Top of Given data
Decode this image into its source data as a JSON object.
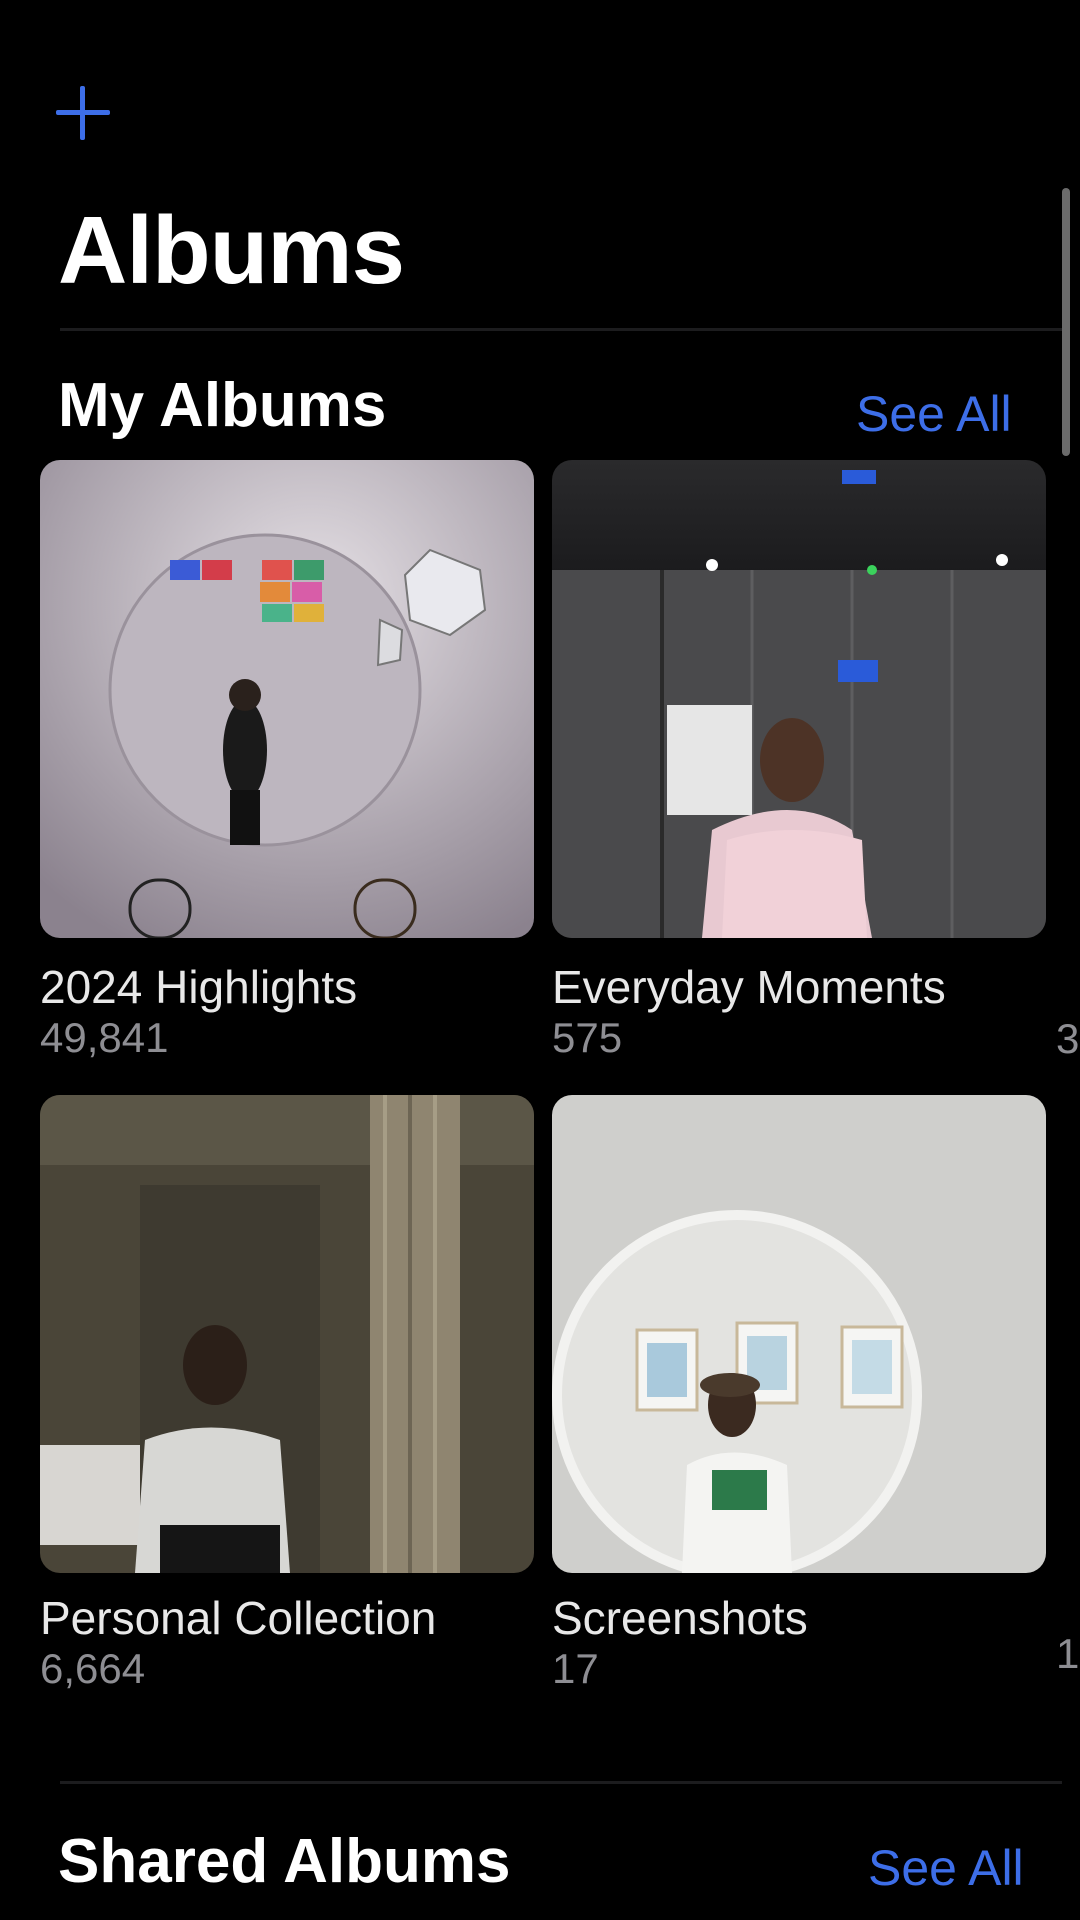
{
  "header": {
    "add_icon": "plus-icon",
    "title": "Albums"
  },
  "my_albums": {
    "title": "My Albums",
    "see_all": "See All",
    "albums": [
      {
        "name": "2024 Highlights",
        "count": "49,841"
      },
      {
        "name": "Everyday Moments",
        "count": "575"
      },
      {
        "name": "Personal Collection",
        "count": "6,664"
      },
      {
        "name": "Screenshots",
        "count": "17"
      }
    ],
    "peek_counts": [
      "3",
      "1"
    ]
  },
  "shared_albums": {
    "title": "Shared Albums",
    "see_all": "See All"
  },
  "colors": {
    "accent": "#3d6ee8",
    "background": "#000000",
    "secondary_text": "#8e8e93"
  }
}
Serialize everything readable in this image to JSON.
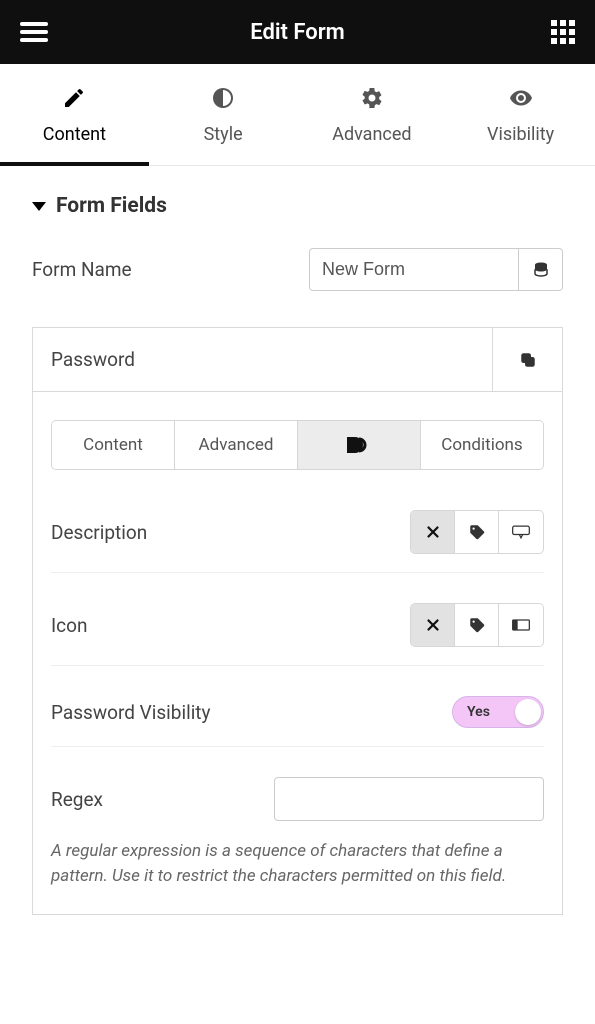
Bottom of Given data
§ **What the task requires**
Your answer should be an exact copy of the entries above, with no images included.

§ **Your solution**
Decode this image into its source data as a JSON object.
{
  "header": {
    "add_icon": "plus-icon",
    "title": "Albums"
  },
  "my_albums": {
    "title": "My Albums",
    "see_all": "See All",
    "albums": [
      {
        "name": "2024 Highlights",
        "count": "49,841"
      },
      {
        "name": "Everyday Moments",
        "count": "575"
      },
      {
        "name": "Personal Collection",
        "count": "6,664"
      },
      {
        "name": "Screenshots",
        "count": "17"
      }
    ],
    "peek_counts": [
      "3",
      "1"
    ]
  },
  "shared_albums": {
    "title": "Shared Albums",
    "see_all": "See All"
  },
  "colors": {
    "accent": "#3d6ee8",
    "background": "#000000",
    "secondary_text": "#8e8e93"
  }
}
Serialize everything readable in this image to JSON.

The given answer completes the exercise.